Travel West Midlands - the name synonymous with public transport in the region - has been consigned to history.
The decision to rebrand it National Express West Midlands was unveiled yesterday as part of a major initiative by the Birmingham-based transport company National Express UK Limited - the new division of the National Express Group, which moved its head office to the city last month.
The business has operated under the name National Express since the 1970s.
It operates four train franchises including a coach company, airport and commuter shuttle bus services and bus companies in London, Surrey and Dundee.
To date each of its businesses have operated under a different name including Travel West Midlands and Travel Coventry.
But after conducting research with staff and customers, the idea for a new name and logo was developed.
As well as the name change, a new bus and coach livery featuring a new design was revealed yesterday by Richard Bowker, the chief executive of the National Express Group.
This design will now be seen on every company bus in the region.
At a launch event outside the Rep Theatre in Birmingham, Mr Bowker explained what the changes meant for the region. "The move to Birmingham is one of the key steps we are taking to realise our vision of Making Travel Simpler for customers," he said.
"Being one business and making integrated decisions means we can simplify the lives of those who travel with us.
"One of the first things we decided to do was to look at our brand identity as we want to create a brand that makes sense to our customers and is easily recognisable as National Express - whichever of our services they travel on.
"It is important to remember this is more than a change of brand name and logo, it is about how we do things."
According to National Express, about one billion journeys a year are made worldwide with the company.
"Our research shows it will make our customers' travel decisions simpler and it will benefit employees as they will be part of one of the biggest travel brands in the UK," Mr Bowker said.
"We know things like providing integrated ticketing options, joined up journeys and more flexible ways to book journeys are important to our customers. Within this new business we will be developing a range of new initiatives that to improve our product offering and to encourage people to leave their car at home and use public transport."
He said an integral part of the "Making Travel Simpler" campaign and the relocation of the headquarters to Birmingham was the integration of the bus and coach operations into one division based in the city and closer work across the train businesses.
National Express is now working on a series of initiatives to bring the businesses together.

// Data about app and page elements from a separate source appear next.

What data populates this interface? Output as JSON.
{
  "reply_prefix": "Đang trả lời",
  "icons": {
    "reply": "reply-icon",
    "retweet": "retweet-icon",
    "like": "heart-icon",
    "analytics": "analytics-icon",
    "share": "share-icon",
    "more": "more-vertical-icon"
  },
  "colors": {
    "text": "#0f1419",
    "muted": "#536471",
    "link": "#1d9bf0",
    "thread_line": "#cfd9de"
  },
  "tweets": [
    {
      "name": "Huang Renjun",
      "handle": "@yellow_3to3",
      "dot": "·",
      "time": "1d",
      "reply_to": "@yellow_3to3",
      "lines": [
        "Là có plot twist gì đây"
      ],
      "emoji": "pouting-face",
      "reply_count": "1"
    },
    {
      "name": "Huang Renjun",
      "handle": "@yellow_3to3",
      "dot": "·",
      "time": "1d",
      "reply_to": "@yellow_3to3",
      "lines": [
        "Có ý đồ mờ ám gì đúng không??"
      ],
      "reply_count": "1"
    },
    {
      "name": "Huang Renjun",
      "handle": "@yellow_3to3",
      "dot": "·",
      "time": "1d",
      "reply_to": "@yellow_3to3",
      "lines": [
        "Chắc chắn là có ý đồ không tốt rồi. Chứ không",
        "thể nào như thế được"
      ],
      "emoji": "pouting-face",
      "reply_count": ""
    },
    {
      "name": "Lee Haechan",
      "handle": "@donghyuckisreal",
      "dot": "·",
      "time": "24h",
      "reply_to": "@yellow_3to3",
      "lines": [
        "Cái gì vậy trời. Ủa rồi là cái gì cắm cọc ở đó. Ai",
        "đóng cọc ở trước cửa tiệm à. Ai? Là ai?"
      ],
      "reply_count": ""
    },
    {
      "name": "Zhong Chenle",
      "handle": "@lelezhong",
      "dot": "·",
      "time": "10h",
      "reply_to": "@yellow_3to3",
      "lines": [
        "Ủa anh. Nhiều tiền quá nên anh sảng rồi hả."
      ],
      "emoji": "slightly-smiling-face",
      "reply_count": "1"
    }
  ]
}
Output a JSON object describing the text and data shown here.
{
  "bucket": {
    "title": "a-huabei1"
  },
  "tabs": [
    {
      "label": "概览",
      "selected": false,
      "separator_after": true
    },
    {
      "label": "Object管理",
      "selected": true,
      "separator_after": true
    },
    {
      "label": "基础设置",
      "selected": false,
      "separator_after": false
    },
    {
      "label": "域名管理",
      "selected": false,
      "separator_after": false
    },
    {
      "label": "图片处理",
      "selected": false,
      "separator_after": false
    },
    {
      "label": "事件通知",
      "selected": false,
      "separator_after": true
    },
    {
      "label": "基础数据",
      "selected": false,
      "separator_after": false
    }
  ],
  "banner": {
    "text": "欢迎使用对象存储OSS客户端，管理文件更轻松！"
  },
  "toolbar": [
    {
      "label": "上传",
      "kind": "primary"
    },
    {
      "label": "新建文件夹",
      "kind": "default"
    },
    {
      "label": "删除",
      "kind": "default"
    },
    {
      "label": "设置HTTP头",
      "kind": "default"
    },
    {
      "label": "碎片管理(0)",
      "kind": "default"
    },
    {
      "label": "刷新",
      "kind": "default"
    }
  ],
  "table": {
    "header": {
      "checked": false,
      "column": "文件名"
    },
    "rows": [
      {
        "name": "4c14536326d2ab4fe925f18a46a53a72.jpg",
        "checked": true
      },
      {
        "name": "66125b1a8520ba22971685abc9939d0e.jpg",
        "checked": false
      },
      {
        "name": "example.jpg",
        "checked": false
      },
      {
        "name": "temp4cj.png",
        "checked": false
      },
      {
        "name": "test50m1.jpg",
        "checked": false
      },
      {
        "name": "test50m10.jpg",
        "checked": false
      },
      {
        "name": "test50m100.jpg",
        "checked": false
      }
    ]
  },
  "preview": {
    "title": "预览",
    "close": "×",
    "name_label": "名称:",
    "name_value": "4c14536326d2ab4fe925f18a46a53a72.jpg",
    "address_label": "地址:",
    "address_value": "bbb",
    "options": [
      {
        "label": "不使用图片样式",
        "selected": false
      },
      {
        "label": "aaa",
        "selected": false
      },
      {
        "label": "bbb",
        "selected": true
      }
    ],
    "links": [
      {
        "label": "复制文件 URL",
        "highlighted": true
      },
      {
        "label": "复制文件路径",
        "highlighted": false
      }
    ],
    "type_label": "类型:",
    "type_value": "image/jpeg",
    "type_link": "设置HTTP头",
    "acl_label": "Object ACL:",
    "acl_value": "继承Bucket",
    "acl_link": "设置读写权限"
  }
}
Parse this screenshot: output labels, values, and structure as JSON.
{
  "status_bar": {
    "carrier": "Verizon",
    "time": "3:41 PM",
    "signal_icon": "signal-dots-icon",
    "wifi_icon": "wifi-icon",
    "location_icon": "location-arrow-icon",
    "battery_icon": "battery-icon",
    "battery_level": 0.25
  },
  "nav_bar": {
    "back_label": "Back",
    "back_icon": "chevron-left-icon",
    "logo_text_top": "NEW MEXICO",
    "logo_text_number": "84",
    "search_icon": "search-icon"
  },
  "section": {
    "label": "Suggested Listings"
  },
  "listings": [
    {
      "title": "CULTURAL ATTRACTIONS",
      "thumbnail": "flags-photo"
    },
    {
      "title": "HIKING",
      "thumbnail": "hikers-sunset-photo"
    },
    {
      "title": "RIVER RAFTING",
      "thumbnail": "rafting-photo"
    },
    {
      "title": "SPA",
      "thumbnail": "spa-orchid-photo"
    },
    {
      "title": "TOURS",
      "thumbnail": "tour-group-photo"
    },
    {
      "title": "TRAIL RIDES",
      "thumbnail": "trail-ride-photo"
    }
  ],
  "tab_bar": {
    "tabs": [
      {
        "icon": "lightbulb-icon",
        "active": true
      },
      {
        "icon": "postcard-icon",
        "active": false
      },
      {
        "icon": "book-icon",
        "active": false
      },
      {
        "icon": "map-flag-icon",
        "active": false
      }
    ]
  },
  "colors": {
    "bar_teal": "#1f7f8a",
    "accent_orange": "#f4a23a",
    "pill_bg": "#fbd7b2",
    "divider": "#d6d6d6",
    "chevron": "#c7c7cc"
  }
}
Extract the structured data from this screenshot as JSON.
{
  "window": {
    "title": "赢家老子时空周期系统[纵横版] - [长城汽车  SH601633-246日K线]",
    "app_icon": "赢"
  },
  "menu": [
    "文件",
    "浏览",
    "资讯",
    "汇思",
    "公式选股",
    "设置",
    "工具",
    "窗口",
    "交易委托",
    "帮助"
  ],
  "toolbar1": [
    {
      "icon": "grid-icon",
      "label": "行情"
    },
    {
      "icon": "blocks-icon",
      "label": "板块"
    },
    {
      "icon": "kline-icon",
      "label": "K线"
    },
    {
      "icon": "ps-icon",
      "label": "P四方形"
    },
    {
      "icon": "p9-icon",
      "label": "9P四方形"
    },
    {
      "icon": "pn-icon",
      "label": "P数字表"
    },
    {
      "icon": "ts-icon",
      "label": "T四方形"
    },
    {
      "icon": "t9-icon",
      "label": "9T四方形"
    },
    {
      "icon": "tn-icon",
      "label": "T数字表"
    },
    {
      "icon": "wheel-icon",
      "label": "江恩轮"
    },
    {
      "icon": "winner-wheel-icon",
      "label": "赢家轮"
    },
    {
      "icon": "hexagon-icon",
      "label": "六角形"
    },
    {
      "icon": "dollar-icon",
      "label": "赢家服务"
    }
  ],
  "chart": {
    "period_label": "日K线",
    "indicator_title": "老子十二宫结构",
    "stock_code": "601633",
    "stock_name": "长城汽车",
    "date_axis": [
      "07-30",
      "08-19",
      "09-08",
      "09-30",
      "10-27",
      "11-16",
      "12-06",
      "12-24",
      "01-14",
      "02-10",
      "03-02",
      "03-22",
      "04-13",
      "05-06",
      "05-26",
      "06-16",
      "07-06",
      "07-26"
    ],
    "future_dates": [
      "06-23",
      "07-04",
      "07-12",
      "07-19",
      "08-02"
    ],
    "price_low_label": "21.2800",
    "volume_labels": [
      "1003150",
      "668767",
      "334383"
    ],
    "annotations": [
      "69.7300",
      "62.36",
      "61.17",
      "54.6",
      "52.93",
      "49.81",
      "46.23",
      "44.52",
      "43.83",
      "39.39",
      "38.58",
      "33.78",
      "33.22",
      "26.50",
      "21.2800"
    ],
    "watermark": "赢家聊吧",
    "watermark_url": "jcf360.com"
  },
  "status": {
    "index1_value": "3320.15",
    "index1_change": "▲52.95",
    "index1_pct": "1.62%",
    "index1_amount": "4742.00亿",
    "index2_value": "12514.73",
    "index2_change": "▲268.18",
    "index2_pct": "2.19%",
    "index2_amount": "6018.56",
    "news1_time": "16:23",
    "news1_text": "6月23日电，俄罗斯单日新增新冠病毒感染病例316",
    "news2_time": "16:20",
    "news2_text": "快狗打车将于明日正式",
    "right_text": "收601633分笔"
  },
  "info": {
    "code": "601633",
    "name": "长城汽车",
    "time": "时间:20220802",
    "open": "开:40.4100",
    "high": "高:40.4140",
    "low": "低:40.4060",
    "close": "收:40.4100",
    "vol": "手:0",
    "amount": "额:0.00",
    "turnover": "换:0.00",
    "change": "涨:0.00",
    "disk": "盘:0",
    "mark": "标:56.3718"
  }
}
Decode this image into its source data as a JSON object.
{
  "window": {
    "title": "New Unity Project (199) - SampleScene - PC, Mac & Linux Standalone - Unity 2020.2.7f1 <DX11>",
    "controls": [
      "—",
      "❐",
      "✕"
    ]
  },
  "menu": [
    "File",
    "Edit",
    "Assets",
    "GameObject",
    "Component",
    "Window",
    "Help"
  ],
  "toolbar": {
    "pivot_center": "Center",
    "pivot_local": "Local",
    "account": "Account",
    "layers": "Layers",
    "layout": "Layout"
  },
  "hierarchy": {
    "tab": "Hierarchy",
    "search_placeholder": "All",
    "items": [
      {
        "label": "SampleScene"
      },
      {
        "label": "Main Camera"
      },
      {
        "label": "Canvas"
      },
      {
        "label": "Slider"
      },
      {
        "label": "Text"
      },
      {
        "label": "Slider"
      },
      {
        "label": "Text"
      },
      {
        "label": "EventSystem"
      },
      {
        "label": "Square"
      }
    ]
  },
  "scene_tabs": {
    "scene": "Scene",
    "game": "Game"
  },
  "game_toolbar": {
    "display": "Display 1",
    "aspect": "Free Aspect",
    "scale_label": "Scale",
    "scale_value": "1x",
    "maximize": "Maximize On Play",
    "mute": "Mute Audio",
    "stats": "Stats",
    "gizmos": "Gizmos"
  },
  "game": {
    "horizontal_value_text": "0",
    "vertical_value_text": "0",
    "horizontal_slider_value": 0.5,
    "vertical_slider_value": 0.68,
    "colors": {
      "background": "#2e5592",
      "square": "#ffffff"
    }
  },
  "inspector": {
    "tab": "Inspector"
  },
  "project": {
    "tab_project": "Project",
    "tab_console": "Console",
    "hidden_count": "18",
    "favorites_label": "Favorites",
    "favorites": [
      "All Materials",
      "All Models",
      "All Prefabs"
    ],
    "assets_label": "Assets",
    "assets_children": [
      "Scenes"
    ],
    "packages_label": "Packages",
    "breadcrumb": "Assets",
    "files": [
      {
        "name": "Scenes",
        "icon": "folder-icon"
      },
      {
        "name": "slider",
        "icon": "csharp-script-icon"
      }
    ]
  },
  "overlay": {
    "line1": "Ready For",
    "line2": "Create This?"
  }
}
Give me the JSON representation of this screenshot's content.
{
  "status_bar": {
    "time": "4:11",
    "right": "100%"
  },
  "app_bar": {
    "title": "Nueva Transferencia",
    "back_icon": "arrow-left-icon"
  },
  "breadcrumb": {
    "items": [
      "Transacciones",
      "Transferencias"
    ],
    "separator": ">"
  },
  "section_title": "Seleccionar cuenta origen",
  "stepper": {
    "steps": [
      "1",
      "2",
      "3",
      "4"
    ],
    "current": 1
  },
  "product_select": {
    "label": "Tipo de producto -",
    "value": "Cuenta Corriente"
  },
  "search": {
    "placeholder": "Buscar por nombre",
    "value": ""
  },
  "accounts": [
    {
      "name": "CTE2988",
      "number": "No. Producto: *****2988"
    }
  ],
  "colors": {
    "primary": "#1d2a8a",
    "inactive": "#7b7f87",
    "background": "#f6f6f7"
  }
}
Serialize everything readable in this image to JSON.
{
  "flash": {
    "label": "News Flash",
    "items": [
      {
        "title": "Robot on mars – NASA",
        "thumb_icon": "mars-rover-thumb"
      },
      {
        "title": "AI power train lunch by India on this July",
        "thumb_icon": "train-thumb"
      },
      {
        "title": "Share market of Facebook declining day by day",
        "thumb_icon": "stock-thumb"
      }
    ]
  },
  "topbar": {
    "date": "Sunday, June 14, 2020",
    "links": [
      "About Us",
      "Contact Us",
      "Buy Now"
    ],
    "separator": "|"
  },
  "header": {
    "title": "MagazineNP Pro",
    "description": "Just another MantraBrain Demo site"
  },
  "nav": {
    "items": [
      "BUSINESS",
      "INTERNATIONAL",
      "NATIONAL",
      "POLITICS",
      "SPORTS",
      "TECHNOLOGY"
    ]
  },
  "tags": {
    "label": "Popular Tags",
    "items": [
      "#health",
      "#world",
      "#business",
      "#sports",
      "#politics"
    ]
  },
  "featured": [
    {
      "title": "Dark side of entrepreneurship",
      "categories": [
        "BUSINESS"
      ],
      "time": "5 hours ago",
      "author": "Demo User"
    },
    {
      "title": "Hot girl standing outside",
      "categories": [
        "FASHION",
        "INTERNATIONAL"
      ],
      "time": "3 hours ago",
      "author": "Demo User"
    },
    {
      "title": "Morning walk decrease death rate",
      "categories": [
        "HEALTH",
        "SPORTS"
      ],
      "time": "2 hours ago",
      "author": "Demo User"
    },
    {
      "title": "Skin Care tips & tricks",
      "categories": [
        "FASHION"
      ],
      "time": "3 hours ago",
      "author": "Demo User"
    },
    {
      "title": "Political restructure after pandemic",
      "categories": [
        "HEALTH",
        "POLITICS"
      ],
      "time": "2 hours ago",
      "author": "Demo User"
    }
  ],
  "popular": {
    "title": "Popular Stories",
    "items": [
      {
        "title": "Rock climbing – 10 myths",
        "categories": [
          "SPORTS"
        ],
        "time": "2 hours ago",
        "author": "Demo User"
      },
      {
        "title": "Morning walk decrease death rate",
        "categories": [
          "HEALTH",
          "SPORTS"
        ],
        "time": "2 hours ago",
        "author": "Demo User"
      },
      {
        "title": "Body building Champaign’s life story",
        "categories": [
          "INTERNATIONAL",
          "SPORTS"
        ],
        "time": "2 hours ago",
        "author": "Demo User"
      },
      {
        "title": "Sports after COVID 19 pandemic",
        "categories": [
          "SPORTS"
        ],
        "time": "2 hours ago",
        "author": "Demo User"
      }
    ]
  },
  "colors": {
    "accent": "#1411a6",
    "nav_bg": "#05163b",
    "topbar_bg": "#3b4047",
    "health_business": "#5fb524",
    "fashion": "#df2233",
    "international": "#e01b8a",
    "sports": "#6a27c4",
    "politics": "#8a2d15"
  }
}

Yesterday's launch will enable people who travel by bus to buy a Daysaver for £1.50 instead of £3 and all customers who hold a four-week Adult Travelcard will receive 10 per cent off the National Express coach network.